“The DSI system is exceptionally low cost in terms of capital,” Wood said. “It can also be installed off-line, requiring only a quick shutdown or a hot tap to make the final ties to the duct where the injection will occur. The sorbent cost may be high per ton, but when comparing the total cost of use, sorbent, disposal, and capital costs, the S300 product is a very cost-effective multipollutant control option.”

Plant Profile

Building the one-of-a-kind facility involved the collaboration and technical expertise of several Solvay engineering teams in both Europe and North America. The new process for creating this product was first conceived and theorized at the Solvay engineering headquarters near Brussels, Belgium, and then successfully tested in the lab at the Solvay plant in Tavaux, France.

The current phase of the facility, which was completed under budget with no lost time injuries, cost approximately $26 million, Ron Hughes, senior vice president and general manager of the Green River plant, told POWER.

“Two operators have been assigned to run the plant,” Hughes said. “Maintenance of the equipment has been assigned to the existing Green River maintenance force until it is clear what, or if any, additional maintenance needs will be required. The Green River Engineering department managed the project construction.”

The new facility required an air quality permit that was issued by the state Department of Environmental Quality (DEQ). Although the process was not particularly complicated, Hughes said that “it did require a significant amount of time.”

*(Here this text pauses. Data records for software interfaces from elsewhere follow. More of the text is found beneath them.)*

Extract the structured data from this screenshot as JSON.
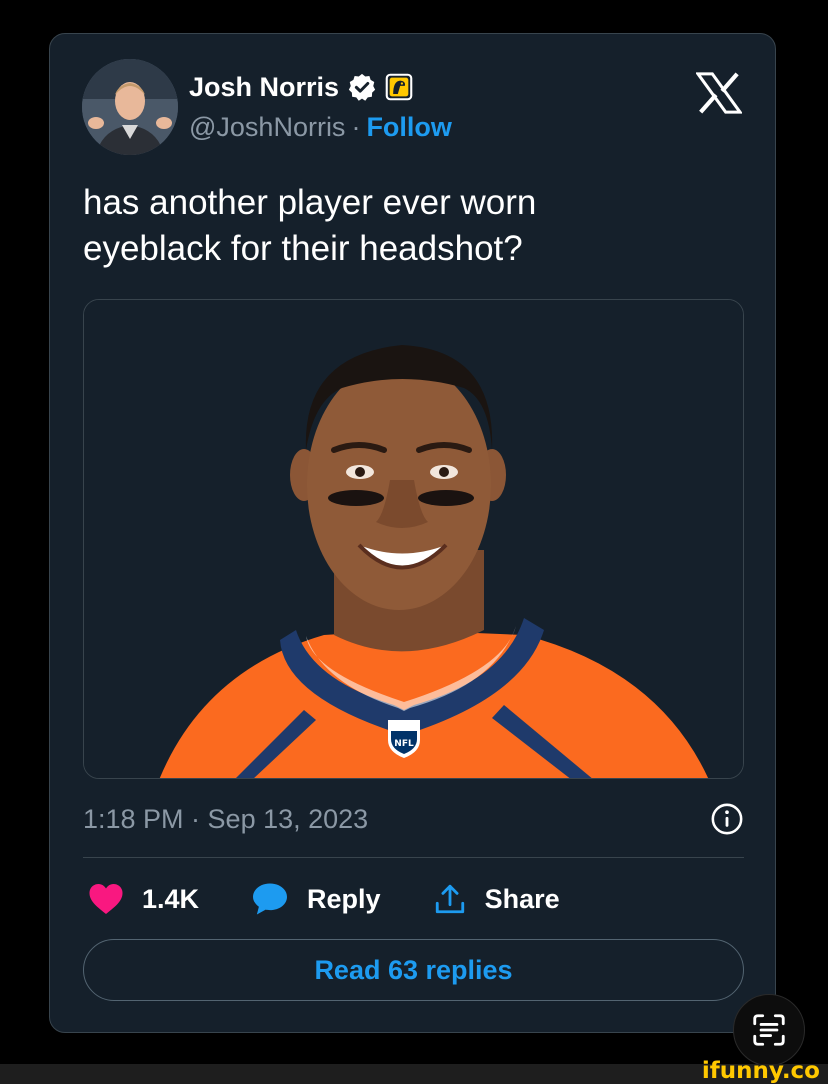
{
  "author": {
    "name": "Josh Norris",
    "handle": "@JoshNorris",
    "separator": "·",
    "follow_label": "Follow"
  },
  "tweet": {
    "text": "has another player ever worn\neyeblack for their headshot?",
    "timestamp": "1:18 PM · Sep 13, 2023"
  },
  "actions": {
    "likes": "1.4K",
    "reply_label": "Reply",
    "share_label": "Share"
  },
  "read_replies_label": "Read 63 replies",
  "watermark": "ifunny.co",
  "icons": {
    "verified": "verified-badge-icon",
    "affiliation": "affiliation-badge-icon",
    "brand": "x-logo-icon",
    "info": "info-icon",
    "like": "heart-icon",
    "reply": "speech-bubble-icon",
    "share": "share-icon",
    "lens": "text-scan-icon"
  },
  "colors": {
    "card_bg": "#15202b",
    "accent": "#1d9bf0",
    "like": "#f91880",
    "secondary_text": "#8b98a5",
    "jersey": "#fb6a1f",
    "trim": "#1f3a6b"
  }
}
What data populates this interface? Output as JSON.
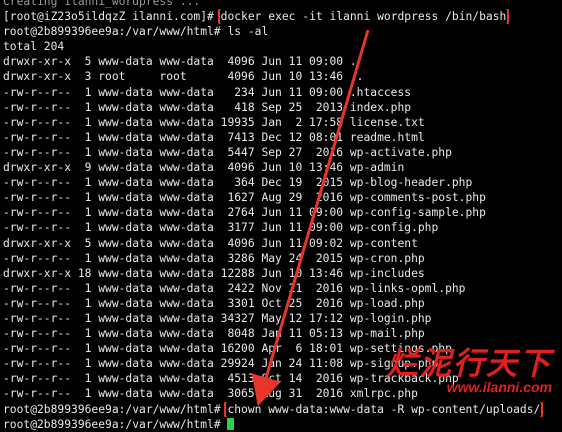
{
  "terminal": {
    "lines": [
      {
        "text": "Creating ilanni_wordpress ...",
        "dim": true
      },
      {
        "prompt": "[root@iZ23o5ildqzZ ilanni.com]# ",
        "cmd": "docker exec -it ilanni wordpress /bin/bash",
        "highlight": true
      },
      {
        "text": "root@2b899396ee9a:/var/www/html# ls -al"
      },
      {
        "text": "total 204"
      },
      {
        "text": "drwxr-xr-x  5 www-data www-data  4096 Jun 11 09:00 ."
      },
      {
        "text": "drwxr-xr-x  3 root     root      4096 Jun 10 13:46 .."
      },
      {
        "text": "-rw-r--r--  1 www-data www-data   234 Jun 11 09:00 .htaccess"
      },
      {
        "text": "-rw-r--r--  1 www-data www-data   418 Sep 25  2013 index.php"
      },
      {
        "text": "-rw-r--r--  1 www-data www-data 19935 Jan  2 17:58 license.txt"
      },
      {
        "text": "-rw-r--r--  1 www-data www-data  7413 Dec 12 08:01 readme.html"
      },
      {
        "text": "-rw-r--r--  1 www-data www-data  5447 Sep 27  2016 wp-activate.php"
      },
      {
        "text": "drwxr-xr-x  9 www-data www-data  4096 Jun 10 13:46 wp-admin"
      },
      {
        "text": "-rw-r--r--  1 www-data www-data   364 Dec 19  2015 wp-blog-header.php"
      },
      {
        "text": "-rw-r--r--  1 www-data www-data  1627 Aug 29  2016 wp-comments-post.php"
      },
      {
        "text": "-rw-r--r--  1 www-data www-data  2764 Jun 11 09:00 wp-config-sample.php"
      },
      {
        "text": "-rw-r--r--  1 www-data www-data  3177 Jun 11 09:00 wp-config.php"
      },
      {
        "text": "drwxr-xr-x  5 www-data www-data  4096 Jun 11 09:02 wp-content"
      },
      {
        "text": "-rw-r--r--  1 www-data www-data  3286 May 24  2015 wp-cron.php"
      },
      {
        "text": "drwxr-xr-x 18 www-data www-data 12288 Jun 10 13:46 wp-includes"
      },
      {
        "text": "-rw-r--r--  1 www-data www-data  2422 Nov 21  2016 wp-links-opml.php"
      },
      {
        "text": "-rw-r--r--  1 www-data www-data  3301 Oct 25  2016 wp-load.php"
      },
      {
        "text": "-rw-r--r--  1 www-data www-data 34327 May 12 17:12 wp-login.php"
      },
      {
        "text": "-rw-r--r--  1 www-data www-data  8048 Jan 11 05:13 wp-mail.php"
      },
      {
        "text": "-rw-r--r--  1 www-data www-data 16200 Apr  6 18:01 wp-settings.php"
      },
      {
        "text": "-rw-r--r--  1 www-data www-data 29924 Jan 24 11:08 wp-signup.php"
      },
      {
        "text": "-rw-r--r--  1 www-data www-data  4513 Oct 14  2016 wp-trackback.php"
      },
      {
        "text": "-rw-r--r--  1 www-data www-data  3065 Aug 31  2016 xmlrpc.php"
      },
      {
        "prompt": "root@2b899396ee9a:/var/www/html# ",
        "cmd": "chown www-data:www-data -R wp-content/uploads/",
        "highlight": true
      },
      {
        "prompt": "root@2b899396ee9a:/var/www/html# ",
        "cmd": "",
        "cursor": true
      }
    ]
  },
  "watermark": {
    "chinese": "烂泥行天下",
    "url": "www.ilanni.com"
  },
  "colors": {
    "background": "#000000",
    "text": "#e8e8e8",
    "highlight_box": "#e8342a",
    "arrow": "#e8342a",
    "cursor": "#2ad04a",
    "watermark": "#e02020"
  }
}
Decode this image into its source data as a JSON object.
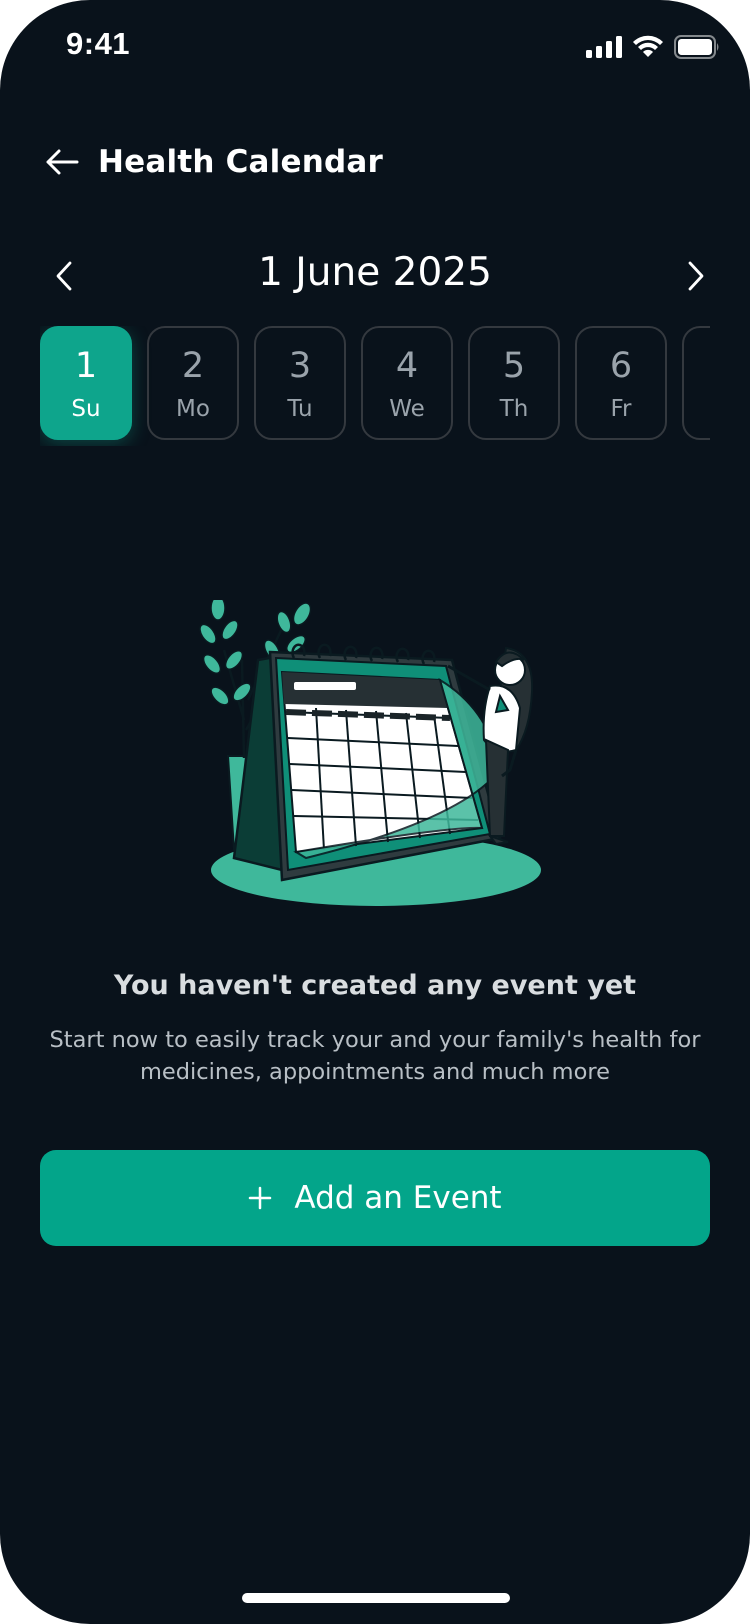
{
  "status_bar": {
    "time": "9:41",
    "icons": [
      "cellular-signal-icon",
      "wifi-icon",
      "battery-icon"
    ]
  },
  "header": {
    "back_icon": "arrow-left-icon",
    "title": "Health Calendar"
  },
  "month_nav": {
    "prev_icon": "chevron-left-icon",
    "title": "1 June 2025",
    "next_icon": "chevron-right-icon"
  },
  "days": [
    {
      "num": "1",
      "name": "Su",
      "selected": true
    },
    {
      "num": "2",
      "name": "Mo",
      "selected": false
    },
    {
      "num": "3",
      "name": "Tu",
      "selected": false
    },
    {
      "num": "4",
      "name": "We",
      "selected": false
    },
    {
      "num": "5",
      "name": "Th",
      "selected": false
    },
    {
      "num": "6",
      "name": "Fr",
      "selected": false
    },
    {
      "num": "",
      "name": "",
      "selected": false
    }
  ],
  "empty_state": {
    "illustration": "calendar-with-woman-and-plant-illustration",
    "title": "You haven't created any event yet",
    "description": "Start now to easily track your and your family's health for medicines, appointments  and much more"
  },
  "add_button": {
    "icon": "plus-icon",
    "label": "Add an Event"
  },
  "colors": {
    "background": "#09121b",
    "accent": "#03a58a",
    "day_border": "#34393f",
    "muted_text": "#9aa3ab"
  }
}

“The application was submitted in February 2008, and the permit was issued September 2008. This is a reasonable time to acquire a permit of this complexity. The Wyoming DEQ worked closely with us and even allowed us to review and make some changes to the permit prior to it being put out for the 30-day public comment period required before permit approval. No public comments were raised, so the permit was approved, allowing Solvay to proceed with construction.”

Technical Challenges Faced During the Plant’s Construction

Challenges during plant construction included constraints on the facility’s footprint and the fact that equipment required to process the waste materials forced the design upward rather than outward.

“The biggest technical challenge in the construction of the S300 plant was the delivery and installation of the largest vessel—the crystallizer—as one piece,” Hughes said. “The crystallizer vessel that is almost 60 feet long, 18 foot, 6 inches in diameter, and weighs almost 100 tons was fabricated in Salt Lake City, which is 150 miles away. The crystallizer was transported as one piece to the site, which took three days of transit time on a special heavy haul truck over a circuitous route to avoid passing under any highway overpasses (Figure 5). Once on site, two cranes were required to lift the vessel off the transit truck and then carefully lift the vessel vertically before it was swung into position.”

5. Economical reclamation process. This diagram shows the patent-pending process for manufacturing SOLVAir Select 300. The innovative process remanufactures a waste stream by economically recovering sodium carbonate and transforming it into a market-grade sodium bicarbonate product used to control air emissions. Source: Solvay Chemicals Inc.

The construction team also faced challenges in erecting a building that is almost 200 feet tall, 40 feet wide, and 100 feet long, in part because strong winds last fall made it difficult to install siding on such tall building. In addition, the site is adjacent to an operating chemical plant, which greatly limited crane access from only one side.

Future Expansion Plans

Hughes said Solvay Chemicals intends to expand the S300 manufacturing facility in the future. “The facility was designed and sized with the prospects of an expansion that would double the capacity,” he said. “The timing of the expansion will be driven by the developing demand for the product.”

—Contributed by Angela Neville, JD, POWER’s senior editor.